Gale has scored 327 runs in the County Championship this year at an average of 19.23, with one half-century in 18 innings.

“It’s been tough, I’ve struggled for form all year,” said Gale, who made 14 and 1 in the win against Warwickshire.

“I’ve been scratching my head. I had a great pre-season, best pre-season I’ve ever had. I’m short of confidence and short of runs at the minute, I’m not going to lie.

“If there was a second-team lad who was stacking them up and really putting pressure on, then it would be a case of leaving myself out, but there’s no-one really breathing down my neck in the second team.

“It’s not through lack of work ethic, I can promise you. I’ve played second team games where I can, and I’m going to play again this week. I thought I was getting back into some rhythm when I played down at Surrey, but this game, the runs haven’t been there again.

“It wasn’t an easy pitch to bat on, but I usually play well on these sorts of decks, so it’s a bit of a worry, but all I can do is keep working hard and hope that it turns.”

Gale, 32, already has the respect of the Yorkshire supporters and that will only be increased by his candid comments.

He prides himself on leading from the front as one of the club’s most successful captains.

It has not quite gone for him this year; having lost his place in one-day cricket, he has had little action of late as the Royal London Cup and NatWest T20 Blast have dominated the schedule.

However, one has only to look back to last season, when he was one of just two Yorkshire players along with Jonny Bairstow to reach 1,000 Championship runs.

“I ended last season well, and, hopefully, I can do it again this season,” he said.

“I want to be putting in a contribution to the team, not just with captaincy.

“I want to be speaking for myself with runs, and I’ve got a good record behind me. I’ve been here before, so I’ve just got to believe in what I do and keep working hard and believe that it will turn.

“It hasn’t been easy, I haven’t played much lately. I hadn’t played for two-and-a-half weeks. I’d played a second team game, but it’s very, very different. We played down at Belper, and I think I batted a session for 20 not out. The pitch was really slow and low, and we were playing against an Academy attack, so that wasn’t ideal.

“It’s quite new to me (not playing one-day cricket). It’s been a bit of a shock to the system. I haven’t been involved in any one-day cricket, but it is what it is and I just have to keep working hard.”

Gale is not the only batsman who will be targeting a big finish to the season.

Yorkshire have struggled to make consistently big totals, an area of their game they are striving to improve.

“Collectively, we can improve with the bat,” said Gale. “Over the last 18 months other teams have performed better than us with the bat.
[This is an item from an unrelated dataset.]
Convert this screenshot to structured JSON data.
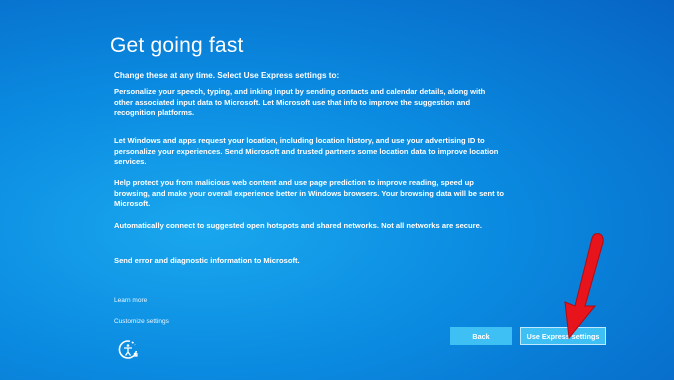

“In this match against Warwickshire, we were indebted to a last-wicket stand between Steve Patterson and Ryan Sidebottom.
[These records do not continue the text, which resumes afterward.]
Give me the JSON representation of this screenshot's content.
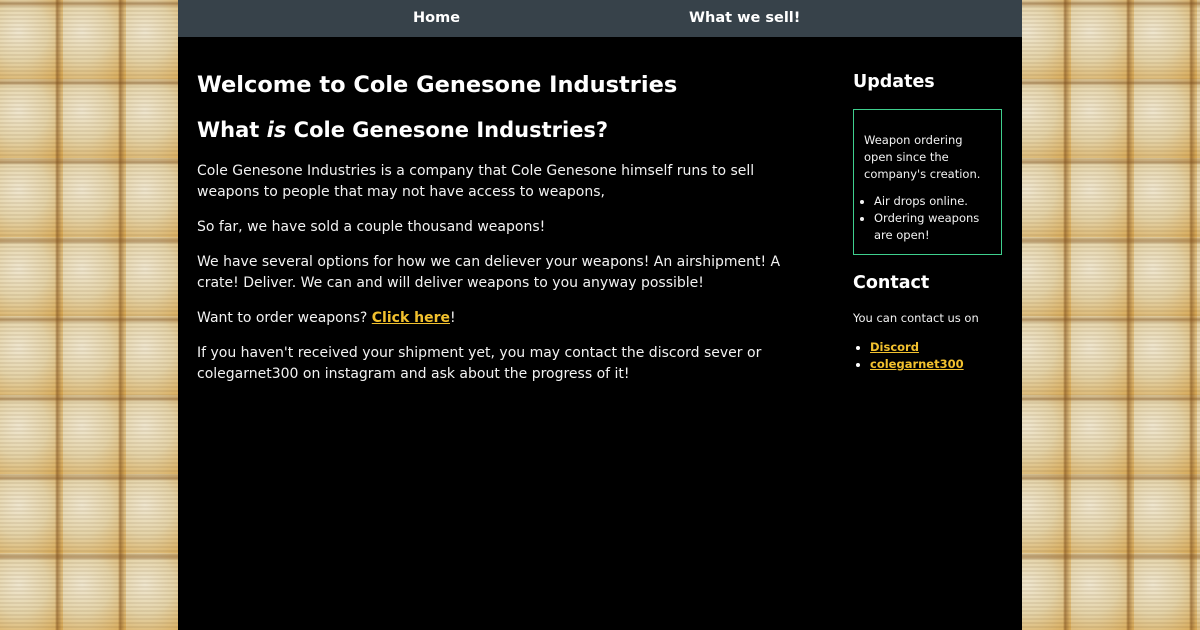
{
  "nav": {
    "home": "Home",
    "sell": "What we sell!"
  },
  "main": {
    "title": "Welcome to Cole Genesone Industries",
    "subtitle_pre": "What ",
    "subtitle_em": "is",
    "subtitle_post": " Cole Genesone Industries?",
    "p1": "Cole Genesone Industries is a company that Cole Genesone himself runs to sell weapons to people that may not have access to weapons,",
    "p2": "So far, we have sold a couple thousand weapons!",
    "p3": "We have several options for how we can deliever your weapons! An airshipment! A crate! Deliver. We can and will deliver weapons to you anyway possible!",
    "p4_pre": "Want to order weapons? ",
    "p4_link": "Click here",
    "p4_post": "!",
    "p5": "If you haven't received your shipment yet, you may contact the discord sever or colegarnet300 on instagram and ask about the progress of it!"
  },
  "sidebar": {
    "updates_title": "Updates",
    "updates_text": "Weapon ordering open since the company's creation.",
    "updates_items": [
      "Air drops online.",
      "Ordering weapons are open!"
    ],
    "contact_title": "Contact",
    "contact_text": "You can contact us on",
    "contact_links": [
      "Discord",
      "colegarnet300"
    ]
  },
  "colors": {
    "nav_bg": "#37424a",
    "page_bg": "#000000",
    "link": "#f2c12e",
    "updates_border": "#3fcf8e"
  }
}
“Someone always stands up and makes a contribution when we’re in trouble. That’s the sign of a good side, I guess, but it would be nice if the top-six was doing it consistently.”

Although he has not been directly involved, Gale has been keeping close tabs on Yorkshire’s one-day progress.

He is delighted they have won through to the quarter-finals of the Royal London Cup and the NatWest T20 Blast, raising the prospect of an historic treble.

“The start of the T20 comp wasn’t great and morale and confidence was quite low, but we got on a roll and have now got momentum,” he said.

“That confidence spills over into all cricket, and there’s a real buzz around the club now.

“You get to this stage of the season and there are some teams playing for nothing, but we’re playing for all three trophies.

“It’s going to be tough to manage people’s workloads, but it’s an exciting time.”